** Data about app and page elements **

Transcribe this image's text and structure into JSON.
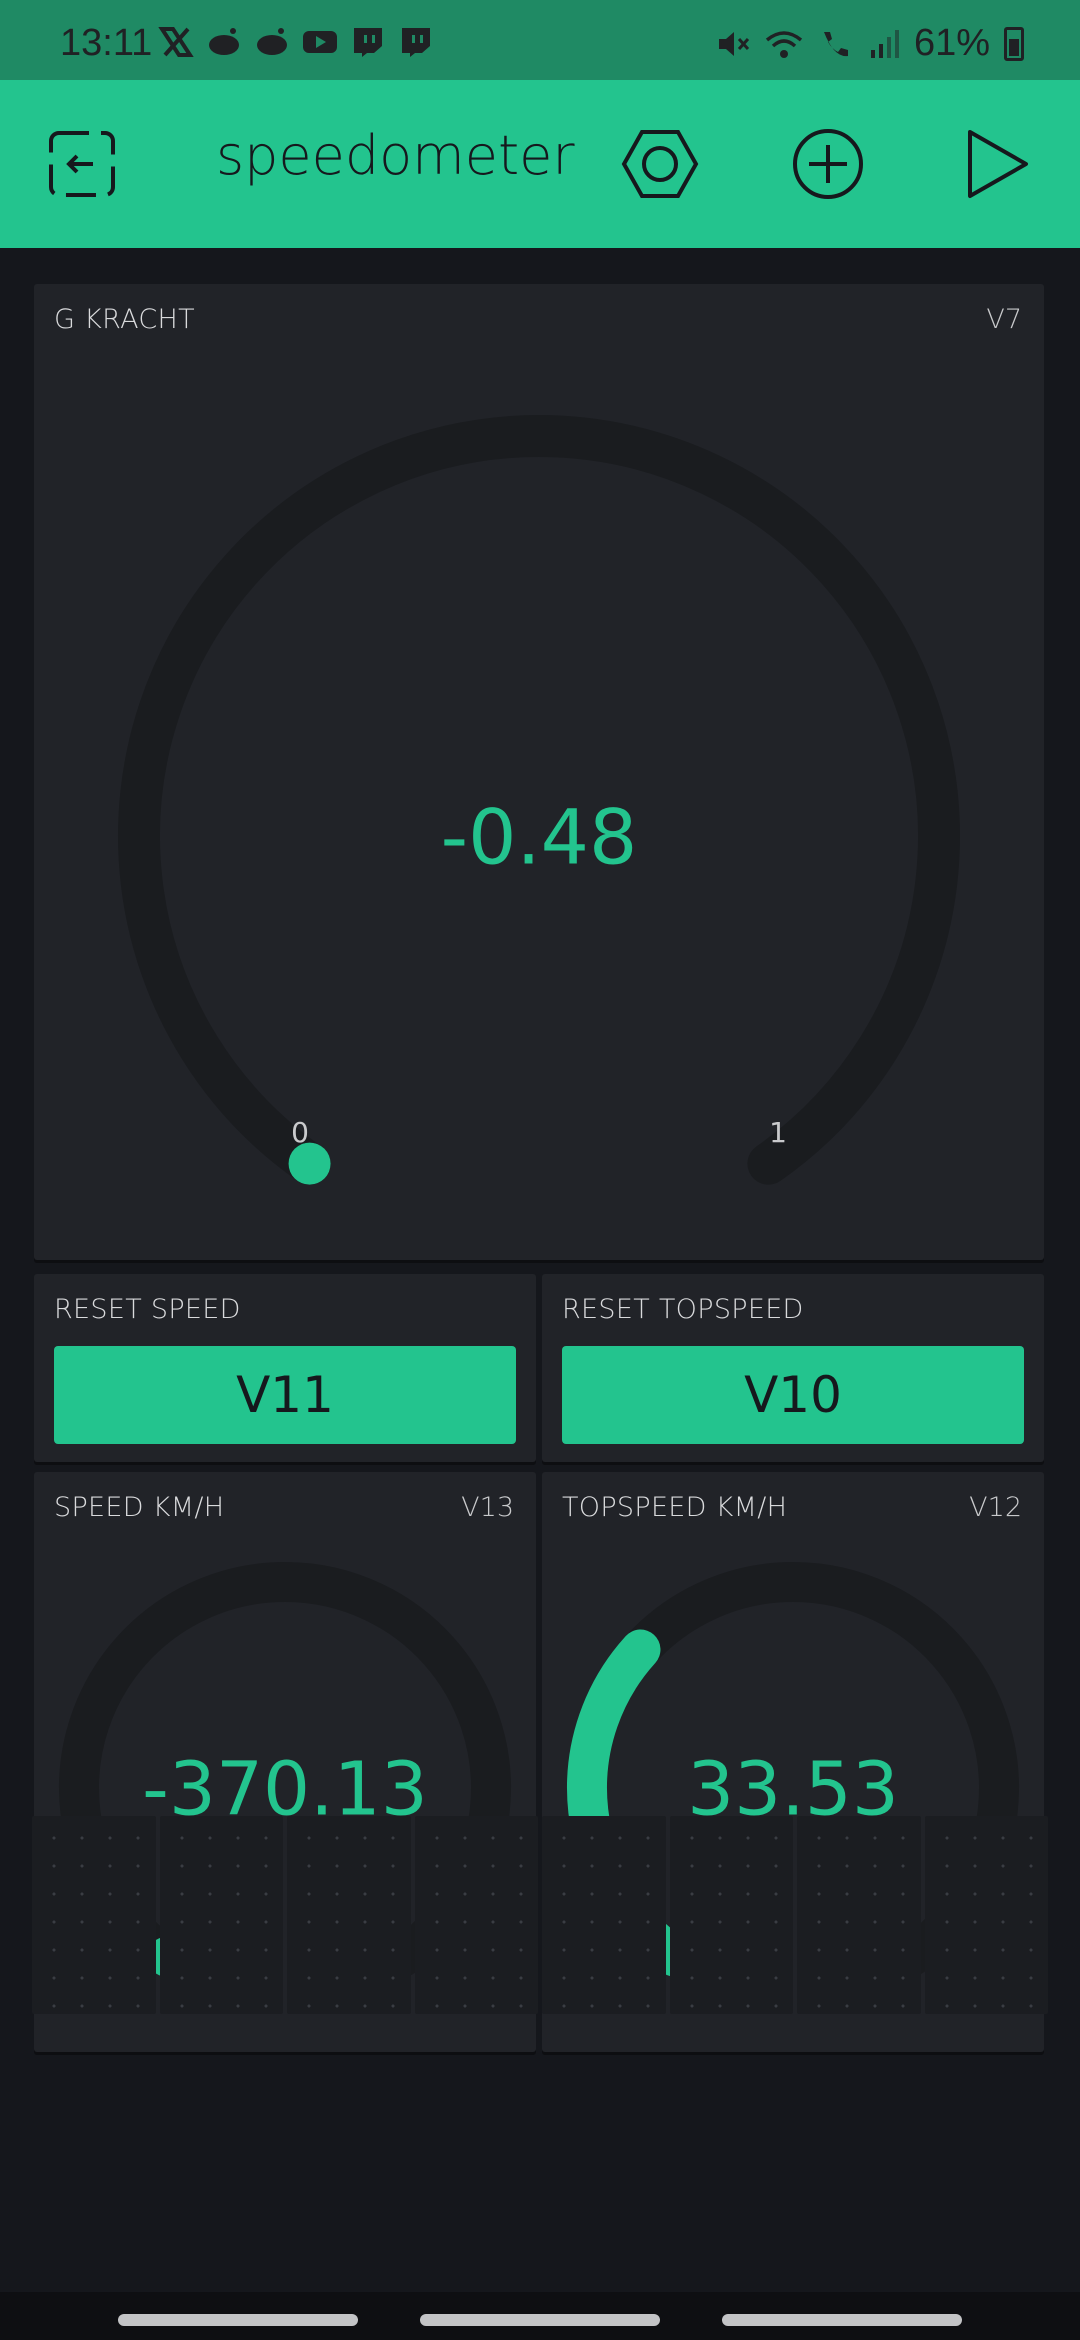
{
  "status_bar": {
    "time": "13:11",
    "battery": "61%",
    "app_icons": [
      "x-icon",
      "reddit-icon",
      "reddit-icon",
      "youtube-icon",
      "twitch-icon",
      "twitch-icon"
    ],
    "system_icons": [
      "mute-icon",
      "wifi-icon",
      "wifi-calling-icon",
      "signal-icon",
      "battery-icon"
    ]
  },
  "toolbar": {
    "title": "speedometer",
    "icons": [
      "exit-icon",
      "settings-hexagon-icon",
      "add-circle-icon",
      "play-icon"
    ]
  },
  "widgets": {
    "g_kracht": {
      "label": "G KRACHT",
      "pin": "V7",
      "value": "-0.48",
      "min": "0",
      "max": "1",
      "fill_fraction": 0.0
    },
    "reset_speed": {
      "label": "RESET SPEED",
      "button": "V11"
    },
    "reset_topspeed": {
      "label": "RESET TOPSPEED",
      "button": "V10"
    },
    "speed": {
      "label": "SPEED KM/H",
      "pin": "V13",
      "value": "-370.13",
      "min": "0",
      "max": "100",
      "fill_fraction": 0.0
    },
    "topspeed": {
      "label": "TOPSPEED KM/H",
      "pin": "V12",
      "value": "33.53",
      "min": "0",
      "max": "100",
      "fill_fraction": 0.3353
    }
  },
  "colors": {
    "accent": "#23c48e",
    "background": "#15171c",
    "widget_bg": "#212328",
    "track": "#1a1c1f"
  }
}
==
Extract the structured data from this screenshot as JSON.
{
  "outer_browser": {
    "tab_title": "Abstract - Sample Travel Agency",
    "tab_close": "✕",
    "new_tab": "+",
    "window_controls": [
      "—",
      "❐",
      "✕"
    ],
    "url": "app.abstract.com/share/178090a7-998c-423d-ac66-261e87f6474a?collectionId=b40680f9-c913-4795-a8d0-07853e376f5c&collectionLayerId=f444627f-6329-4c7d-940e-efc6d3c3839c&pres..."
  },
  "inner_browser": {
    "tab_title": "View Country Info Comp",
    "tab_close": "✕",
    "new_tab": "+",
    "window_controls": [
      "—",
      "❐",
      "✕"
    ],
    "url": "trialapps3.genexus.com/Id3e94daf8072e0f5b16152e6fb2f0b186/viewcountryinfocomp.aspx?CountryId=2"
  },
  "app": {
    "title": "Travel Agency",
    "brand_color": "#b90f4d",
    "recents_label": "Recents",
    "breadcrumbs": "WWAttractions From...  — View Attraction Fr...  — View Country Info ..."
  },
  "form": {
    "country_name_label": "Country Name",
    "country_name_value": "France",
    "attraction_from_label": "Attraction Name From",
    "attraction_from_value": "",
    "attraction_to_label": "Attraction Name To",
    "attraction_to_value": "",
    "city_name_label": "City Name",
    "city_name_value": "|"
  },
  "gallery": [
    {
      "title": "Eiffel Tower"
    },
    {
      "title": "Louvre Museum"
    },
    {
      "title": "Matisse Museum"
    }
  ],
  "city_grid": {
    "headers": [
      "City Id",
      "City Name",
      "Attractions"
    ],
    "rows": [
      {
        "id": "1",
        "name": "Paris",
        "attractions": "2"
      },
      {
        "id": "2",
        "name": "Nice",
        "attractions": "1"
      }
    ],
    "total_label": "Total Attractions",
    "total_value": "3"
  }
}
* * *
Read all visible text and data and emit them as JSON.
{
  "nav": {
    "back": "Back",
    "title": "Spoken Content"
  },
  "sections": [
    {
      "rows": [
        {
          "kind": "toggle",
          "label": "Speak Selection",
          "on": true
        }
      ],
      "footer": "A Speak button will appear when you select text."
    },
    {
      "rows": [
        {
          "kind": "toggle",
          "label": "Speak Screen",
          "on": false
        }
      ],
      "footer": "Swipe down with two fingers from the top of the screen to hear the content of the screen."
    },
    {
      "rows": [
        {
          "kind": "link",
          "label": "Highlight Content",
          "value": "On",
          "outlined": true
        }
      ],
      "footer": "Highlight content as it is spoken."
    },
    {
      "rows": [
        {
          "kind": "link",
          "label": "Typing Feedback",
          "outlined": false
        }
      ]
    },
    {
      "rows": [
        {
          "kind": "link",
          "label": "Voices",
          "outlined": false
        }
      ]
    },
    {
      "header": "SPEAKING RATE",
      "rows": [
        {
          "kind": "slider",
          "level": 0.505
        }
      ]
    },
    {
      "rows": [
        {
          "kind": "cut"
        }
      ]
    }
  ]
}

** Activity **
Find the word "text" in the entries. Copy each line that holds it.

** Output of the exercise **
Transcribe this image's text and structure into JSON.
Read all visible text and data and emit them as JSON.
      "footer": "A Speak button will appear when you select text."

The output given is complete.